Anti-pollution beauty lagging behind in Europe

the body shop

In regions such as Asia and the United States anti-pollution beauty and bodycare has broken into the mainstream, but according to Mintel, Europe is still trailing way behind.

In her piece Beauty Spot: Anti-pollution beauty – Why Europe needs to step it up, Mintel’s Vivienne Rudd says that despite the perils of urban pollution being highlighted to consumers through government campaigns, the beauty industry in Europe has been slow to respond. “Beauty brands need to step up their launch activity, creating targeted formulations backed with compelling and meaningful marketing,” she says.

“Despite the high level of concern, anti-pollution new product development in Europe’s beauty and personal care market is stagnating. According to Mintel Global New Products Database, such products accounted for 1.3% of European beauty and personal care launches in both 2015 and 2016, and fell slightly to 1.2% of launches in January-May 2017. In contrast, Asia Pacific saw anti-pollution launches grow from 1.2% in 2015 to 1.7% in 2016; in North America, the share rose from 1.3% to 1.4% over the same period.”

Whereas previously it has been difficult for brands to support their anti-pollution claims, Rudd says that testing agencies have been working on protocols to evaluate anti-pollution protection, which can be used to sway sceptical consumers and move towards an anti-pollution index similar to SPF ratings which can be used on packaging.

Rudd flags up some brands which are on the ball when it comes to anti-pollution solutions, such as REN which has a Clean Skincare Flash Defence Brume Anti-Pollution mist designed to protect skin from the ageing effects of free radicals and environmental pollution, and the Aveda Pramasana Purifying Scalp Cleanser which uses babassu and wintergreen to nourish and support the scalp’s protective barrier against pollution.

Rudd points out that as an increasing number of beauty brands develop products to address problems caused by pollution, some have been accused of jumping on the bandwagon for pure profit rather than contributing to alleviating them.

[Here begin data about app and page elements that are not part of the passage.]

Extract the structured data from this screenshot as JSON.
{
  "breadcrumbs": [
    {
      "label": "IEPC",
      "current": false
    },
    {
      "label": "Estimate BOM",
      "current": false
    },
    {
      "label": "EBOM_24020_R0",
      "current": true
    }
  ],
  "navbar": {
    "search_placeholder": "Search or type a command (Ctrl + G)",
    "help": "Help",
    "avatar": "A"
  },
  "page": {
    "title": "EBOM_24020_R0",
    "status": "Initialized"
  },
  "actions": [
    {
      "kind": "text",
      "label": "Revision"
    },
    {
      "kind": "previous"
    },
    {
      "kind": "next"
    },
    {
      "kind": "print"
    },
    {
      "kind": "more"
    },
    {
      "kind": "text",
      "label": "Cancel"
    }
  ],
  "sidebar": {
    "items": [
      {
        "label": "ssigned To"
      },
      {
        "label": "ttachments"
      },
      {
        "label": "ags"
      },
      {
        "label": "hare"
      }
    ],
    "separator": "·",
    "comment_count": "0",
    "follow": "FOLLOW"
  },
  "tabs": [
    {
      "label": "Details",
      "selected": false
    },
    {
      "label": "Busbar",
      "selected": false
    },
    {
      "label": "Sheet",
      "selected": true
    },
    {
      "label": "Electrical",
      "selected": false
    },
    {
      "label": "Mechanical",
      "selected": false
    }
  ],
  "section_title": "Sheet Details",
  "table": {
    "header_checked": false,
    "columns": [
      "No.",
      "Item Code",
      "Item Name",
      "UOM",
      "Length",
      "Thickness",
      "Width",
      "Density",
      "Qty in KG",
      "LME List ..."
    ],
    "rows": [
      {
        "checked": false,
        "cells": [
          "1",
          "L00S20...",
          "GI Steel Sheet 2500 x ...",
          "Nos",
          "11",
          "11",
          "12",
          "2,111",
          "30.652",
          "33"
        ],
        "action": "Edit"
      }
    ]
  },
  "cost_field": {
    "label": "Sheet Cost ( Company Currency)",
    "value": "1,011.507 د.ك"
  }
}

Some, however, have taken the opportunity to make their mark. In May, for example, The Body Shop teamed up with Airlabs and JCDecaux to pilot an outdoor advertising campaign in London which used posters that remove nitrogen dioxide and particulates from the air, leaving it up to 95% cleaner.